▸ Source records:
BEGIN
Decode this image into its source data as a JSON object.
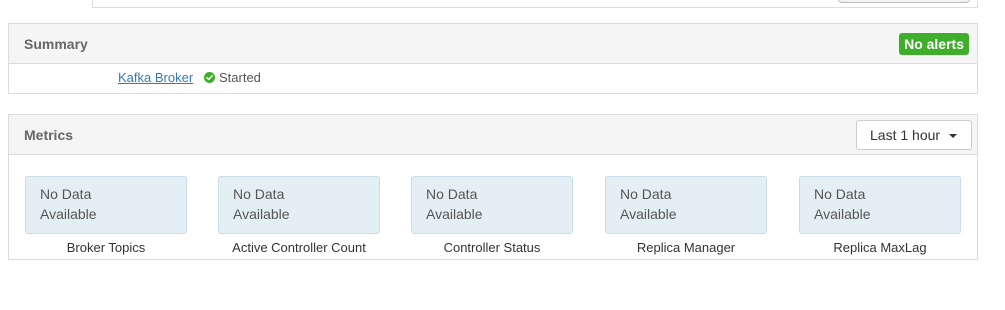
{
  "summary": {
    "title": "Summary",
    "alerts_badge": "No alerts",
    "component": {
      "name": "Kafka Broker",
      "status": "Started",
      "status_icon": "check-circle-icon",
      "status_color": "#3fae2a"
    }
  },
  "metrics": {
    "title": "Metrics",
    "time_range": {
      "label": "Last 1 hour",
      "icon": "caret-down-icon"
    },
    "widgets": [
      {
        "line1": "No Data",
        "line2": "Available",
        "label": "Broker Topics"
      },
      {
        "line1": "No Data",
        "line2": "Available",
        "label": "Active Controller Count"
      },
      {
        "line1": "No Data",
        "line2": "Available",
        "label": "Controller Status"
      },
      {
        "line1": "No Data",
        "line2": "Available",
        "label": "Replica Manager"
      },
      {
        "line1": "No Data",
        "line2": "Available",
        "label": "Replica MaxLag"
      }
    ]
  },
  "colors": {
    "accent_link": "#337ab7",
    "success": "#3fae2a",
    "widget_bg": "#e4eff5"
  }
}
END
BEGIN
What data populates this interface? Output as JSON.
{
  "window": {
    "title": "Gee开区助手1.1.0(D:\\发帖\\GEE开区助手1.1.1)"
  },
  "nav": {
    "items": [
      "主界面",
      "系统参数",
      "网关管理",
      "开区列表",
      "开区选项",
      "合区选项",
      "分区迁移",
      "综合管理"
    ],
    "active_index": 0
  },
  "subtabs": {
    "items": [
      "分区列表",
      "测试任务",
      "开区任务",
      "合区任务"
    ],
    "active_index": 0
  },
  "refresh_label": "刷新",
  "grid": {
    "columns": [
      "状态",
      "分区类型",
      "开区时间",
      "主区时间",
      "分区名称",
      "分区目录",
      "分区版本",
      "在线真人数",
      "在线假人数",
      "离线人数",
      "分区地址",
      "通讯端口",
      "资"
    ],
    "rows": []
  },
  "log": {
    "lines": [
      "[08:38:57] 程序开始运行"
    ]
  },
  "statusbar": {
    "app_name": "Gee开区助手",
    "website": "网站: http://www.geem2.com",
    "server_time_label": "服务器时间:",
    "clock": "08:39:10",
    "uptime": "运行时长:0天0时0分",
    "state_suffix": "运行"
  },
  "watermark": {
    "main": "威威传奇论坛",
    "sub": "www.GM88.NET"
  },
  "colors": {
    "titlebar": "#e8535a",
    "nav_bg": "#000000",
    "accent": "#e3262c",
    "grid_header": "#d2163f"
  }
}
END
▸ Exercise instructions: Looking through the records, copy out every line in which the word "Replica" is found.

▸ Task result:
        "label": "Replica Manager"
        "label": "Replica MaxLag"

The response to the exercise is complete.